(Beginning of Supplied entries)

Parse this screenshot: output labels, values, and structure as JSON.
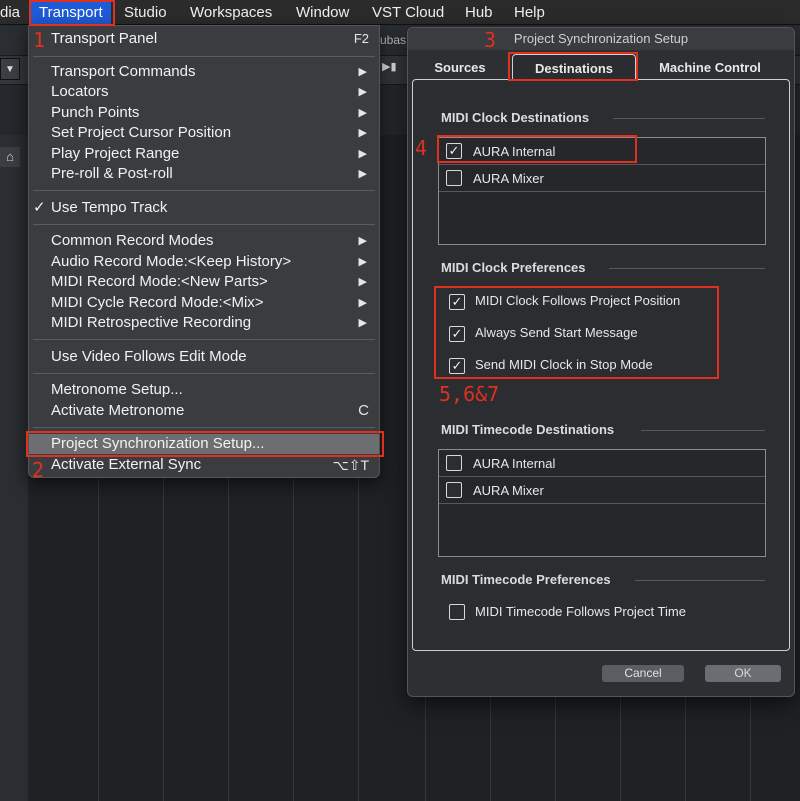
{
  "menubar": {
    "items": [
      {
        "label": "dia"
      },
      {
        "label": "Transport"
      },
      {
        "label": "Studio"
      },
      {
        "label": "Workspaces"
      },
      {
        "label": "Window"
      },
      {
        "label": "VST Cloud"
      },
      {
        "label": "Hub"
      },
      {
        "label": "Help"
      }
    ]
  },
  "background": {
    "app_label_fragment": "ubas"
  },
  "transport_menu": {
    "items": [
      {
        "label": "Transport Panel",
        "shortcut": "F2"
      },
      {
        "label": "Transport Commands"
      },
      {
        "label": "Locators"
      },
      {
        "label": "Punch Points"
      },
      {
        "label": "Set Project Cursor Position"
      },
      {
        "label": "Play Project Range"
      },
      {
        "label": "Pre-roll & Post-roll"
      },
      {
        "label": "Use Tempo Track",
        "check": "✓"
      },
      {
        "label": "Common Record Modes"
      },
      {
        "label": "Audio Record Mode:<Keep History>"
      },
      {
        "label": "MIDI Record Mode:<New Parts>"
      },
      {
        "label": "MIDI Cycle Record Mode:<Mix>"
      },
      {
        "label": "MIDI Retrospective Recording"
      },
      {
        "label": "Use Video Follows Edit Mode"
      },
      {
        "label": "Metronome Setup..."
      },
      {
        "label": "Activate Metronome",
        "shortcut": "C"
      },
      {
        "label": "Project Synchronization Setup..."
      },
      {
        "label": "Activate External Sync",
        "shortcut": "⌥⇧T"
      }
    ]
  },
  "dialog": {
    "title": "Project Synchronization Setup",
    "tabs": [
      {
        "label": "Sources"
      },
      {
        "label": "Destinations"
      },
      {
        "label": "Machine Control"
      }
    ],
    "midi_clock_destinations": {
      "title": "MIDI Clock Destinations",
      "items": [
        {
          "label": "AURA Internal",
          "checked": "✓"
        },
        {
          "label": "AURA Mixer",
          "checked": ""
        }
      ]
    },
    "midi_clock_preferences": {
      "title": "MIDI Clock Preferences",
      "items": [
        {
          "label": "MIDI Clock Follows Project Position",
          "checked": "✓"
        },
        {
          "label": "Always Send Start Message",
          "checked": "✓"
        },
        {
          "label": "Send MIDI Clock in Stop Mode",
          "checked": "✓"
        }
      ]
    },
    "midi_timecode_destinations": {
      "title": "MIDI Timecode Destinations",
      "items": [
        {
          "label": "AURA Internal",
          "checked": ""
        },
        {
          "label": "AURA Mixer",
          "checked": ""
        }
      ]
    },
    "midi_timecode_preferences": {
      "title": "MIDI Timecode Preferences",
      "items": [
        {
          "label": "MIDI Timecode Follows Project Time",
          "checked": ""
        }
      ]
    },
    "buttons": {
      "cancel": "Cancel",
      "ok": "OK"
    }
  },
  "annotations": {
    "n1": "1",
    "n2": "2",
    "n3": "3",
    "n4": "4",
    "n567": "5,6&7",
    "color": "#e0301e"
  }
}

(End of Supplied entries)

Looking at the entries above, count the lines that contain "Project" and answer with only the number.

Finished task: 6